-- WHAT THE TASK REQUIRES --
Return each record word for word, keeping none of its pictures.

(Beginning of STORED DATA)

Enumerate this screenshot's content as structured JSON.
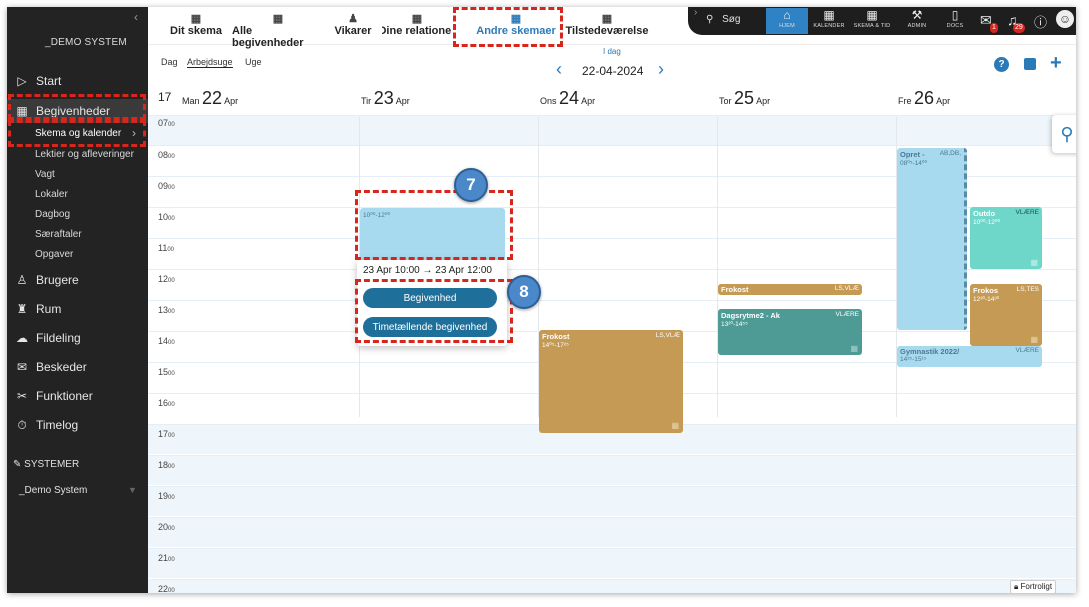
{
  "sidebar": {
    "brand": "_DEMO SYSTEM",
    "start": "Start",
    "begivenheder": "Begivenheder",
    "sub": [
      "Skema og kalender",
      "Lektier og afleveringer",
      "Vagt",
      "Lokaler",
      "Dagbog",
      "Særaftaler",
      "Opgaver"
    ],
    "brugere": "Brugere",
    "rum": "Rum",
    "fildeling": "Fildeling",
    "beskeder": "Beskeder",
    "funktioner": "Funktioner",
    "timelog": "Timelog",
    "systemer_header": "SYSTEMER",
    "system_name": "_Demo System"
  },
  "topnav": {
    "tabs": [
      "Dit skema",
      "Alle begivenheder",
      "Vikarer",
      "Dine relationer",
      "Andre skemaer",
      "Tilstedeværelse"
    ],
    "search": "Søg",
    "buttons": [
      "HJEM",
      "KALENDER",
      "SKEMA & TID",
      "ADMIN",
      "DOCS"
    ],
    "mail_badge": "1",
    "bell_badge": "29"
  },
  "view": {
    "modes": [
      "Dag",
      "Arbejdsuge",
      "Uge"
    ],
    "today": "I dag",
    "date": "22-04-2024"
  },
  "calendar": {
    "week": "17",
    "days": [
      {
        "name": "Man",
        "num": "22",
        "mon": "Apr"
      },
      {
        "name": "Tir",
        "num": "23",
        "mon": "Apr"
      },
      {
        "name": "Ons",
        "num": "24",
        "mon": "Apr"
      },
      {
        "name": "Tor",
        "num": "25",
        "mon": "Apr"
      },
      {
        "name": "Fre",
        "num": "26",
        "mon": "Apr"
      }
    ],
    "hours": [
      "07",
      "08",
      "09",
      "10",
      "11",
      "12",
      "13",
      "14",
      "15",
      "16",
      "17",
      "18",
      "19",
      "20",
      "21",
      "22"
    ],
    "hour_suffix": "00",
    "events": {
      "selection": {
        "time": "10⁰⁰-12⁰⁰"
      },
      "frokost_wed": {
        "title": "Frokost",
        "room": "LS,VLÆ",
        "time": "14⁰⁵-17²⁵"
      },
      "frokost_thu": {
        "title": "Frokost",
        "room": "LS,VLÆ"
      },
      "dagsrytme": {
        "title": "Dagsrytme2 - Ak",
        "room": "VLÆRE",
        "time": "13²⁰-14⁵⁵"
      },
      "opret": {
        "title": "Opret -",
        "room": "AB,DB,",
        "time": "08⁰⁵-14⁰⁰"
      },
      "outdoor": {
        "title": "Outdo",
        "room": "VLÆRE",
        "time": "10⁰⁰-12⁰⁰"
      },
      "frokost_fri": {
        "title": "Frokos",
        "room": "LS,TES",
        "time": "12³⁰-14³⁰"
      },
      "gymnastik": {
        "title": "Gymnastik 2022/",
        "room": "VLÆRE",
        "time": "14³⁵-15¹⁵"
      }
    },
    "popup": {
      "range": "23 Apr 10:00 → 23 Apr 12:00",
      "btn1": "Begivenhed",
      "btn2": "Timetællende begivenhed"
    }
  },
  "markers": {
    "m7": "7",
    "m8": "8"
  },
  "footer": {
    "fortroligt": "Fortroligt"
  }
}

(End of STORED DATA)

-- ANSWER BOX --
Enumerate this screenshot's content as structured JSON.
{
  "sidebar": {
    "brand": "_DEMO SYSTEM",
    "start": "Start",
    "begivenheder": "Begivenheder",
    "sub": [
      "Skema og kalender",
      "Lektier og afleveringer",
      "Vagt",
      "Lokaler",
      "Dagbog",
      "Særaftaler",
      "Opgaver"
    ],
    "brugere": "Brugere",
    "rum": "Rum",
    "fildeling": "Fildeling",
    "beskeder": "Beskeder",
    "funktioner": "Funktioner",
    "timelog": "Timelog",
    "systemer_header": "SYSTEMER",
    "system_name": "_Demo System"
  },
  "topnav": {
    "tabs": [
      "Dit skema",
      "Alle begivenheder",
      "Vikarer",
      "Dine relationer",
      "Andre skemaer",
      "Tilstedeværelse"
    ],
    "search": "Søg",
    "buttons": [
      "HJEM",
      "KALENDER",
      "SKEMA & TID",
      "ADMIN",
      "DOCS"
    ],
    "mail_badge": "1",
    "bell_badge": "29"
  },
  "view": {
    "modes": [
      "Dag",
      "Arbejdsuge",
      "Uge"
    ],
    "today": "I dag",
    "date": "22-04-2024"
  },
  "calendar": {
    "week": "17",
    "days": [
      {
        "name": "Man",
        "num": "22",
        "mon": "Apr"
      },
      {
        "name": "Tir",
        "num": "23",
        "mon": "Apr"
      },
      {
        "name": "Ons",
        "num": "24",
        "mon": "Apr"
      },
      {
        "name": "Tor",
        "num": "25",
        "mon": "Apr"
      },
      {
        "name": "Fre",
        "num": "26",
        "mon": "Apr"
      }
    ],
    "hours": [
      "07",
      "08",
      "09",
      "10",
      "11",
      "12",
      "13",
      "14",
      "15",
      "16",
      "17",
      "18",
      "19",
      "20",
      "21",
      "22"
    ],
    "hour_suffix": "00",
    "events": {
      "selection": {
        "time": "10⁰⁰-12⁰⁰"
      },
      "frokost_wed": {
        "title": "Frokost",
        "room": "LS,VLÆ",
        "time": "14⁰⁵-17²⁵"
      },
      "frokost_thu": {
        "title": "Frokost",
        "room": "LS,VLÆ"
      },
      "dagsrytme": {
        "title": "Dagsrytme2 - Ak",
        "room": "VLÆRE",
        "time": "13²⁰-14⁵⁵"
      },
      "opret": {
        "title": "Opret -",
        "room": "AB,DB,",
        "time": "08⁰⁵-14⁰⁰"
      },
      "outdoor": {
        "title": "Outdo",
        "room": "VLÆRE",
        "time": "10⁰⁰-12⁰⁰"
      },
      "frokost_fri": {
        "title": "Frokos",
        "room": "LS,TES",
        "time": "12³⁰-14³⁰"
      },
      "gymnastik": {
        "title": "Gymnastik 2022/",
        "room": "VLÆRE",
        "time": "14³⁵-15¹⁵"
      }
    },
    "popup": {
      "range": "23 Apr 10:00 → 23 Apr 12:00",
      "btn1": "Begivenhed",
      "btn2": "Timetællende begivenhed"
    }
  },
  "markers": {
    "m7": "7",
    "m8": "8"
  },
  "footer": {
    "fortroligt": "Fortroligt"
  }
}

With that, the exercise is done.